As multimillionaire sex offender Jeffrey Epstein comes back into the news based on new charges of sex trafficking dozens of minors, a sheriff’s office in Florida is looking into how it treated the former inmate.
The Washington Post reported that while Epstein was incarcerated — I use the term loosely — in 2008, the Palm Beach County Sheriff’s office treated him like a “client” rather than an inmate. For starters, Capt. Mark Chamberlain wrote in a memo that Epstein was “poorly versed in jail routine” since he was a first-time offender. Chamberlain added that “his adjustment to incarceration will most likely be atypical.”
And atypical, it was.
Chamberlain allowed Epstein’s cell door to “be left unlocked” and allowed him “liberal access to the attorney room where a TV will be installed.”
Epstein was already known to have had a lenient jail sentence in a minimum-security prison for the crimes of which he was accused, thanks to a generous plea deal orchestrated in part by President Donald Trump’s former Labor Secretary Alex Acosta. He spent 12 hours a day, six days a week on a work release program. His job? Working for a nonprofit foundation that he himself had founded.
Now, thanks to an Internal Affairs investigation, we learned that not only was Epstein allowed out on a work release program, but that he was accompanied by sheriff’s deputies that he paid for who acted more as security guards than prison officials. From the Post:
Epstein paid $128,136 for the deputies to watch him, according to the records. One deputy wrote that he sought clarification of his duties and was told his job was to “provide security” for Epstein.
The deputies who monitored him were required to wear suits and to “greet inmate Epstein upon his arrival,” documents show. In internal reports about the work-release program, the deputies often describe Epstein as “the client” or “Mr. Epstein.” Two deputies refer to him as “Jeffrey.”
In 464 such reports, only rarely is he “Inmate Epstein.”
Epstein was also allowed to return to his Palm Beach estate at least nine times — once for four hours without supervision. Chief Deputy Mike Gauger told a team of documentary filmmakers that Epstein was not given special treatment because of his wealth and connections (including Trump and former President Bill Clinton), but also said that his wealth and connections demanded “special precautions.”

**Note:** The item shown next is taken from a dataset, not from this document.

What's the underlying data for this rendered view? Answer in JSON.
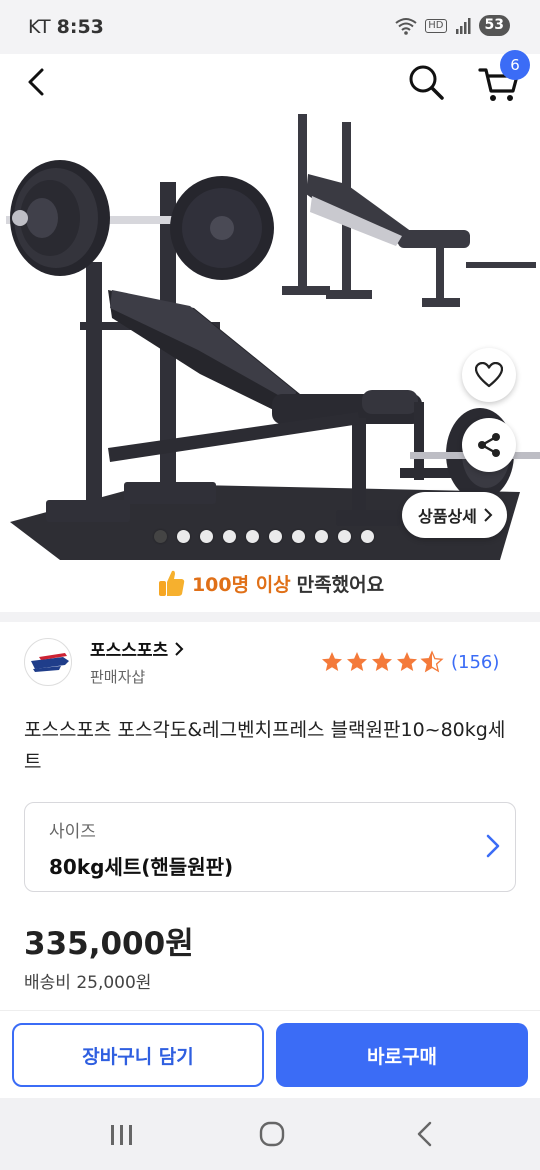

“I’m just saddened that some people thought it was corruption, that he was given all these privileges because of his wealth,” Gauger said, according to the Post. “He was made to jump through additional hoops and meet additional requirements because of his wealth.”
Palm Beach County Sheriff Ric Bradshaw announced the internal affairs investigation on Friday, saying that “All aspects of the matter will be fully investigated to ensure total transparency and accountability.”
CNN reported that Bradshaw aims to “determine if any actions taken by the deputies assigned to monitor Epstein during his work release program violated any agency rules and regulations, during the time he was on PBSO work release program.”